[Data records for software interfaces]
[Start of Attachment]

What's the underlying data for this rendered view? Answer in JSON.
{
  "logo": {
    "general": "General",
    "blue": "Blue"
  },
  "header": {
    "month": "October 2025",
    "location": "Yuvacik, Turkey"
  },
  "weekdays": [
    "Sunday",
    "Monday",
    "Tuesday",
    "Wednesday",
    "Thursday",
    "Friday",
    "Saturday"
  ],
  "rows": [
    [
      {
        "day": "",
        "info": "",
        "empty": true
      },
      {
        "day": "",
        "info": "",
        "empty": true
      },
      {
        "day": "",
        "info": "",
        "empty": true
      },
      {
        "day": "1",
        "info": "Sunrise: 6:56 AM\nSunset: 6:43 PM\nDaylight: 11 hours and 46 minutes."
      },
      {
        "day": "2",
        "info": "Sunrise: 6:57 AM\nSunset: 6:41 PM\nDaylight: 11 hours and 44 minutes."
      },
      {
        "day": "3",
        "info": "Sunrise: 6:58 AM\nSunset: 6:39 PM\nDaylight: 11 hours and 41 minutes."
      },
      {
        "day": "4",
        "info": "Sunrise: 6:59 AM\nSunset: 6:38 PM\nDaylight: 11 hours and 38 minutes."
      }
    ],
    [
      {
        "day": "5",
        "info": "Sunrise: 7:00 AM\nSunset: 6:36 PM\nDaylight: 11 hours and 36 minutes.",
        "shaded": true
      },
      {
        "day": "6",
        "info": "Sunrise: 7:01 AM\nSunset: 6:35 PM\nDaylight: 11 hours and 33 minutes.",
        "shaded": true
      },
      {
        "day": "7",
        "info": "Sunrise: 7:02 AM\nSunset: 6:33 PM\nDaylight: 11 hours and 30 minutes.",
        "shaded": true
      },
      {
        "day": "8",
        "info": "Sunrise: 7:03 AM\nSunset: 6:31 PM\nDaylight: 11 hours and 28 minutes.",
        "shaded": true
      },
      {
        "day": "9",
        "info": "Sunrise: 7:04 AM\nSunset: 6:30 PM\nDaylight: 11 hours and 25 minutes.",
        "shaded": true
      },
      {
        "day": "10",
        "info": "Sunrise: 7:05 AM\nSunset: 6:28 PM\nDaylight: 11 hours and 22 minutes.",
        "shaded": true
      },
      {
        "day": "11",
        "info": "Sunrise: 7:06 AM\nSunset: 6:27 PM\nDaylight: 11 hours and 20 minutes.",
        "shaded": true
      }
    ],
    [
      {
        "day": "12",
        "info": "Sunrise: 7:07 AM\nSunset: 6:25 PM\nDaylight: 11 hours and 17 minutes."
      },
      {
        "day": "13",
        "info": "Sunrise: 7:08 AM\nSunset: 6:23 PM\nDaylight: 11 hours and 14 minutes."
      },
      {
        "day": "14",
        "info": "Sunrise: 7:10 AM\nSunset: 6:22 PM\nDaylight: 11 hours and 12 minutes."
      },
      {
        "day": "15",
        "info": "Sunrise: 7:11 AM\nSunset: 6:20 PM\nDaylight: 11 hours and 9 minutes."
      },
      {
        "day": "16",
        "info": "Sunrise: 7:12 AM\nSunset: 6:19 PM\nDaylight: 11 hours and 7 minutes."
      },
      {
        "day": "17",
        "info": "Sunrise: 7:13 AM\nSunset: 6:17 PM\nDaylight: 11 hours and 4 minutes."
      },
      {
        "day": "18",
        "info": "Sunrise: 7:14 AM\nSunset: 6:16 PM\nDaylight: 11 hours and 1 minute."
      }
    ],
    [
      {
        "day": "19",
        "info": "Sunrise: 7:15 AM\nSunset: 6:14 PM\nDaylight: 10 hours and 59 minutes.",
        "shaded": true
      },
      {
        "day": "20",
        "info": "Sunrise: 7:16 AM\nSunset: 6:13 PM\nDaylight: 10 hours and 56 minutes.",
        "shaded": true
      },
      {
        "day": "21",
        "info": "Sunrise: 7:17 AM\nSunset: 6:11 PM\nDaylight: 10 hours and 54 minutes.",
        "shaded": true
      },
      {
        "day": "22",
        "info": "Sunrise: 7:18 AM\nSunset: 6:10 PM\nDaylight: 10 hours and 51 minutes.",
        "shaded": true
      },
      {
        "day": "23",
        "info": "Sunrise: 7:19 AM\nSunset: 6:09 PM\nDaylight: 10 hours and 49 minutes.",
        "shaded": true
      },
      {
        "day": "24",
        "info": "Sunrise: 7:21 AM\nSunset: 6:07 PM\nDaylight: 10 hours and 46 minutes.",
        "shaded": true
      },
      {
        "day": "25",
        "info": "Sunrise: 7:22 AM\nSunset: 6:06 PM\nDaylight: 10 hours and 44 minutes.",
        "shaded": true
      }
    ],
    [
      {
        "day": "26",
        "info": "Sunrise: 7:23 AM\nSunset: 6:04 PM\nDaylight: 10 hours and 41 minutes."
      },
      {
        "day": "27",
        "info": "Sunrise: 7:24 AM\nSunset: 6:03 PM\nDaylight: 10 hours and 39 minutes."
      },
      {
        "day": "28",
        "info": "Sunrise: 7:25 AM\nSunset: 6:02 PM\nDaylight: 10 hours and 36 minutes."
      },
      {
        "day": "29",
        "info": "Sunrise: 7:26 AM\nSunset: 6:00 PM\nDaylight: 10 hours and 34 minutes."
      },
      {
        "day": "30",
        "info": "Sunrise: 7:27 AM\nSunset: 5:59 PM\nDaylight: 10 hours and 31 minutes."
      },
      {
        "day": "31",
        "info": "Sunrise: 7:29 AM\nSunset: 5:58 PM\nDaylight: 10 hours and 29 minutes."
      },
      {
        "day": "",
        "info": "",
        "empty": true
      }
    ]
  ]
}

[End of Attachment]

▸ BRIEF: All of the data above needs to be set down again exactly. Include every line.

▸ EXERCISE RESULT:
What's the underlying data for this rendered view? Answer in JSON.
{
  "logo": {
    "general": "General",
    "blue": "Blue"
  },
  "header": {
    "month": "October 2025",
    "location": "Yuvacik, Turkey"
  },
  "weekdays": [
    "Sunday",
    "Monday",
    "Tuesday",
    "Wednesday",
    "Thursday",
    "Friday",
    "Saturday"
  ],
  "rows": [
    [
      {
        "day": "",
        "info": "",
        "empty": true
      },
      {
        "day": "",
        "info": "",
        "empty": true
      },
      {
        "day": "",
        "info": "",
        "empty": true
      },
      {
        "day": "1",
        "info": "Sunrise: 6:56 AM\nSunset: 6:43 PM\nDaylight: 11 hours and 46 minutes."
      },
      {
        "day": "2",
        "info": "Sunrise: 6:57 AM\nSunset: 6:41 PM\nDaylight: 11 hours and 44 minutes."
      },
      {
        "day": "3",
        "info": "Sunrise: 6:58 AM\nSunset: 6:39 PM\nDaylight: 11 hours and 41 minutes."
      },
      {
        "day": "4",
        "info": "Sunrise: 6:59 AM\nSunset: 6:38 PM\nDaylight: 11 hours and 38 minutes."
      }
    ],
    [
      {
        "day": "5",
        "info": "Sunrise: 7:00 AM\nSunset: 6:36 PM\nDaylight: 11 hours and 36 minutes.",
        "shaded": true
      },
      {
        "day": "6",
        "info": "Sunrise: 7:01 AM\nSunset: 6:35 PM\nDaylight: 11 hours and 33 minutes.",
        "shaded": true
      },
      {
        "day": "7",
        "info": "Sunrise: 7:02 AM\nSunset: 6:33 PM\nDaylight: 11 hours and 30 minutes.",
        "shaded": true
      },
      {
        "day": "8",
        "info": "Sunrise: 7:03 AM\nSunset: 6:31 PM\nDaylight: 11 hours and 28 minutes.",
        "shaded": true
      },
      {
        "day": "9",
        "info": "Sunrise: 7:04 AM\nSunset: 6:30 PM\nDaylight: 11 hours and 25 minutes.",
        "shaded": true
      },
      {
        "day": "10",
        "info": "Sunrise: 7:05 AM\nSunset: 6:28 PM\nDaylight: 11 hours and 22 minutes.",
        "shaded": true
      },
      {
        "day": "11",
        "info": "Sunrise: 7:06 AM\nSunset: 6:27 PM\nDaylight: 11 hours and 20 minutes.",
        "shaded": true
      }
    ],
    [
      {
        "day": "12",
        "info": "Sunrise: 7:07 AM\nSunset: 6:25 PM\nDaylight: 11 hours and 17 minutes."
      },
      {
        "day": "13",
        "info": "Sunrise: 7:08 AM\nSunset: 6:23 PM\nDaylight: 11 hours and 14 minutes."
      },
      {
        "day": "14",
        "info": "Sunrise: 7:10 AM\nSunset: 6:22 PM\nDaylight: 11 hours and 12 minutes."
      },
      {
        "day": "15",
        "info": "Sunrise: 7:11 AM\nSunset: 6:20 PM\nDaylight: 11 hours and 9 minutes."
      },
      {
        "day": "16",
        "info": "Sunrise: 7:12 AM\nSunset: 6:19 PM\nDaylight: 11 hours and 7 minutes."
      },
      {
        "day": "17",
        "info": "Sunrise: 7:13 AM\nSunset: 6:17 PM\nDaylight: 11 hours and 4 minutes."
      },
      {
        "day": "18",
        "info": "Sunrise: 7:14 AM\nSunset: 6:16 PM\nDaylight: 11 hours and 1 minute."
      }
    ],
    [
      {
        "day": "19",
        "info": "Sunrise: 7:15 AM\nSunset: 6:14 PM\nDaylight: 10 hours and 59 minutes.",
        "shaded": true
      },
      {
        "day": "20",
        "info": "Sunrise: 7:16 AM\nSunset: 6:13 PM\nDaylight: 10 hours and 56 minutes.",
        "shaded": true
      },
      {
        "day": "21",
        "info": "Sunrise: 7:17 AM\nSunset: 6:11 PM\nDaylight: 10 hours and 54 minutes.",
        "shaded": true
      },
      {
        "day": "22",
        "info": "Sunrise: 7:18 AM\nSunset: 6:10 PM\nDaylight: 10 hours and 51 minutes.",
        "shaded": true
      },
      {
        "day": "23",
        "info": "Sunrise: 7:19 AM\nSunset: 6:09 PM\nDaylight: 10 hours and 49 minutes.",
        "shaded": true
      },
      {
        "day": "24",
        "info": "Sunrise: 7:21 AM\nSunset: 6:07 PM\nDaylight: 10 hours and 46 minutes.",
        "shaded": true
      },
      {
        "day": "25",
        "info": "Sunrise: 7:22 AM\nSunset: 6:06 PM\nDaylight: 10 hours and 44 minutes.",
        "shaded": true
      }
    ],
    [
      {
        "day": "26",
        "info": "Sunrise: 7:23 AM\nSunset: 6:04 PM\nDaylight: 10 hours and 41 minutes."
      },
      {
        "day": "27",
        "info": "Sunrise: 7:24 AM\nSunset: 6:03 PM\nDaylight: 10 hours and 39 minutes."
      },
      {
        "day": "28",
        "info": "Sunrise: 7:25 AM\nSunset: 6:02 PM\nDaylight: 10 hours and 36 minutes."
      },
      {
        "day": "29",
        "info": "Sunrise: 7:26 AM\nSunset: 6:00 PM\nDaylight: 10 hours and 34 minutes."
      },
      {
        "day": "30",
        "info": "Sunrise: 7:27 AM\nSunset: 5:59 PM\nDaylight: 10 hours and 31 minutes."
      },
      {
        "day": "31",
        "info": "Sunrise: 7:29 AM\nSunset: 5:58 PM\nDaylight: 10 hours and 29 minutes."
      },
      {
        "day": "",
        "info": "",
        "empty": true
      }
    ]
  ]
}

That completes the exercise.